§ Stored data
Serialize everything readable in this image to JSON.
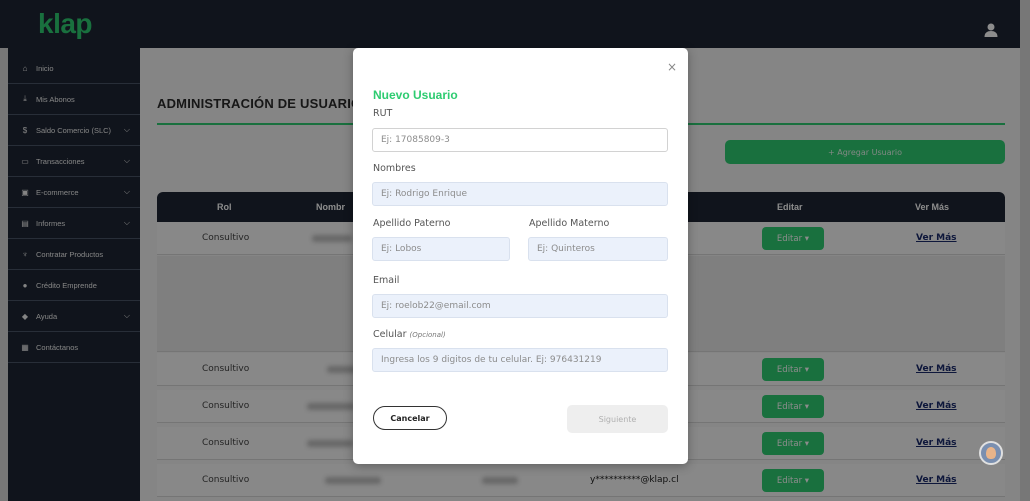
{
  "brand": {
    "name": "klap",
    "accent": "#2ecc71",
    "nav_bg": "#1e2634"
  },
  "header": {
    "user_icon": "user-icon"
  },
  "sidebar": {
    "items": [
      {
        "label": "Inicio",
        "icon": "home-icon",
        "has_chevron": false
      },
      {
        "label": "Mis Abonos",
        "icon": "money-icon",
        "has_chevron": false
      },
      {
        "label": "Saldo Comercio (SLC)",
        "icon": "dollar-icon",
        "has_chevron": true
      },
      {
        "label": "Transacciones",
        "icon": "card-icon",
        "has_chevron": true
      },
      {
        "label": "E-commerce",
        "icon": "cart-icon",
        "has_chevron": true
      },
      {
        "label": "Informes",
        "icon": "document-icon",
        "has_chevron": true
      },
      {
        "label": "Contratar Productos",
        "icon": "handshake-icon",
        "has_chevron": false
      },
      {
        "label": "Crédito Emprende",
        "icon": "credit-icon",
        "has_chevron": false
      },
      {
        "label": "Ayuda",
        "icon": "help-icon",
        "has_chevron": true
      },
      {
        "label": "Contáctanos",
        "icon": "contact-icon",
        "has_chevron": false
      }
    ]
  },
  "page": {
    "title": "ADMINISTRACIÓN DE USUARIO",
    "add_user_label": "+ Agregar Usuario"
  },
  "table": {
    "columns": [
      "Rol",
      "Nombr",
      "Editar",
      "Ver Más"
    ],
    "rows": [
      {
        "rol": "Consultivo",
        "email": "",
        "edit": "Editar ▾",
        "more": "Ver Más"
      },
      {
        "rol": "Consultivo",
        "email": "",
        "edit": "Editar ▾",
        "more": "Ver Más"
      },
      {
        "rol": "Consultivo",
        "email": "",
        "edit": "Editar ▾",
        "more": "Ver Más"
      },
      {
        "rol": "Consultivo",
        "email": "",
        "edit": "Editar ▾",
        "more": "Ver Más"
      },
      {
        "rol": "Consultivo",
        "email": "y**********@klap.cl",
        "edit": "Editar ▾",
        "more": "Ver Más"
      }
    ]
  },
  "modal": {
    "close": "×",
    "title": "Nuevo Usuario",
    "rut": {
      "label": "RUT",
      "placeholder": "Ej: 17085809-3"
    },
    "nombres": {
      "label": "Nombres",
      "placeholder": "Ej: Rodrigo Enrique"
    },
    "apellido_paterno": {
      "label": "Apellido Paterno",
      "placeholder": "Ej: Lobos"
    },
    "apellido_materno": {
      "label": "Apellido Materno",
      "placeholder": "Ej: Quinteros"
    },
    "email": {
      "label": "Email",
      "placeholder": "Ej: roelob22@email.com"
    },
    "celular": {
      "label": "Celular",
      "optional": "(Opcional)",
      "placeholder": "Ingresa los 9 digitos de tu celular. Ej: 976431219"
    },
    "cancel_label": "Cancelar",
    "next_label": "Siguiente"
  }
}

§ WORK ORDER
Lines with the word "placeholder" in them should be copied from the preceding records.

§ OUTPUT FOR THIS EXERCISE
      "placeholder": "Ej: 17085809-3"
      "placeholder": "Ej: Rodrigo Enrique"
      "placeholder": "Ej: Lobos"
      "placeholder": "Ej: Quinteros"
      "placeholder": "Ej: roelob22@email.com"
      "placeholder": "Ingresa los 9 digitos de tu celular. Ej: 976431219"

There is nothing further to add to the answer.